If this is to be considered, then it does not seem difficult as to why Paul would say that the Influencers/Judaizers break the very Torah they claim to uphold (Galatians 6:13). They have already merited the Torahâ€™s curse upon them for failing to be a blessing to others per Godâ€™s promise to Abraham (Galatians 3:8, 10), but they deserve it further by encouraging the Galatians to follow ungodly rituals actually opposed by the Torah (i.e., Deuteronomy 18:10-14) that negatively affected their sectarian branch of Judaism, and considered by Paul to be classified among the works of the flesh (Galatians 5:19-21).
Realizing that there are First Century Judaisms, plural, that are depicted within the Apostolic Scriptures is a difficult step for many readers to make, as many prefer to over-simplify the circumstances within the New Testament. Some branches of Ancient Judaism were affected by paganism. Not only are we supposed to realize this, but we are also required to make closer observations in reading the text, and ask ourselves some critical questions like whether Paul does associate Godâ€™s commandments and paganism as being the same thing. Messianics today do not believe that the good rabbi from Tarsus associates Godâ€™s commandments as being synonymous with paganism. Yet, some Messianics today do not heed the warning given by Paul against ta stoicheia tou kosmou, sometimes failing to realize that they may have been affected by various Jewish errors, which in turn have been affected by paganism. Fortunately, though, this does not concern a considerable majority of traditions employed today by the Synagogue, or even by Messianic Judaism, in its remembrance of the appointed times (cf. Philippians 4:8).
 Cf. F.F. Bruce, New International Commentary on the New Testament: The Epistles to the Colossians, to Philemon, and to the Ephesians (Grand Rapids: Eerdmans, 1984), pp 97-98; Peter T. Oâ€™Brien, Word Biblical Commentary: Colossians, Philemon, Vol. 44 (Nashville: Thomas Nelson, 1982), 110; Douglas J. Moo, Pillar New Testament Commentary: The Letters to the Colossians and to Philemon (Grand Rapids: Eerdmans, 2008), pp 187-193.
 Cf. Richard N. Longenecker, Word Biblical Commentary: Galatians, Vol. 41 (Nashville: Nelson Reference & Electronic, 1990), pp 180-181; Ben Witherington III, Grace in Galatia: A Commentary on Paulâ€™s Letter to the Galatians (Grand Rapids: Eerdmans, 1998), pp 298-299.
 Samuel J. Mikolaski, â€œGalatians,â€ in D. Guthrie and J.A. Motyer, eds.

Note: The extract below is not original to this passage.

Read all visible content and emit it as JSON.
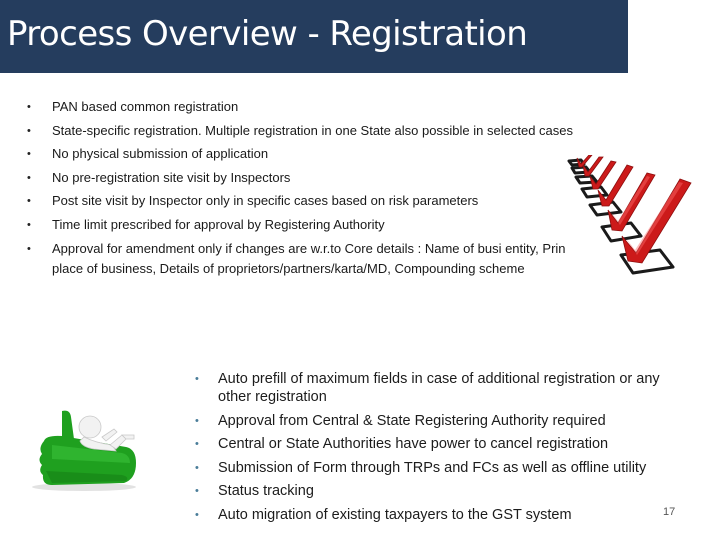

The New Bible Commentary Revised (Grand Rapids: Eerdmans, 1970), 1100.
 For a further evaluation of the options available, consult D.G. Reid, â€œElements/Elemental Spirits of the World,â€ in Dictionary of Paul and His Letters, pp 229-233.